Dataset rows describing interfaces
:::
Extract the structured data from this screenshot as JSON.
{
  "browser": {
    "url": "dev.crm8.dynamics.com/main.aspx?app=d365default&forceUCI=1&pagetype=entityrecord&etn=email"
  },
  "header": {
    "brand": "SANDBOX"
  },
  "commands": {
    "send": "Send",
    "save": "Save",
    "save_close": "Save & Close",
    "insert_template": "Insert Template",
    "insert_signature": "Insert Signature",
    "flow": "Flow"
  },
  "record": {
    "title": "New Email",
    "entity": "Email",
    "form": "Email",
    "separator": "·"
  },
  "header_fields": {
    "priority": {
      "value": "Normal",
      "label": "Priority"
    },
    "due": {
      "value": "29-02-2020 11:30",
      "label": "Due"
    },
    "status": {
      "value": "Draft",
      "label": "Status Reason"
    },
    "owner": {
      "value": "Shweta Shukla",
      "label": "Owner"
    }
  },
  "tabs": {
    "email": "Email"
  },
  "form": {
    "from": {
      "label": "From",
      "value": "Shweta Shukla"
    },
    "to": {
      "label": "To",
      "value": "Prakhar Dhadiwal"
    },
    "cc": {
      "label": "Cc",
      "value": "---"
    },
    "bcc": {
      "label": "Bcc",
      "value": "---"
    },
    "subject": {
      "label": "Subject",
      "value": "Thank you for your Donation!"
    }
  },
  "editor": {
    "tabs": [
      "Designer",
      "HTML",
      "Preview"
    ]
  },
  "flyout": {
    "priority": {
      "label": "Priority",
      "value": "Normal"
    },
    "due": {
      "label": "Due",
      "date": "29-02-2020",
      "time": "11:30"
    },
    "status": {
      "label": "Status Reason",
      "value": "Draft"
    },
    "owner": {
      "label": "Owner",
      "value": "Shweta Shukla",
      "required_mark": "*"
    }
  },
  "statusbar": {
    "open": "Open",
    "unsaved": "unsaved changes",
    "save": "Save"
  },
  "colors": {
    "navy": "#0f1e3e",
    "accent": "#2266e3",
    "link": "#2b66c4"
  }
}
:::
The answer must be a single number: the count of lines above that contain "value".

12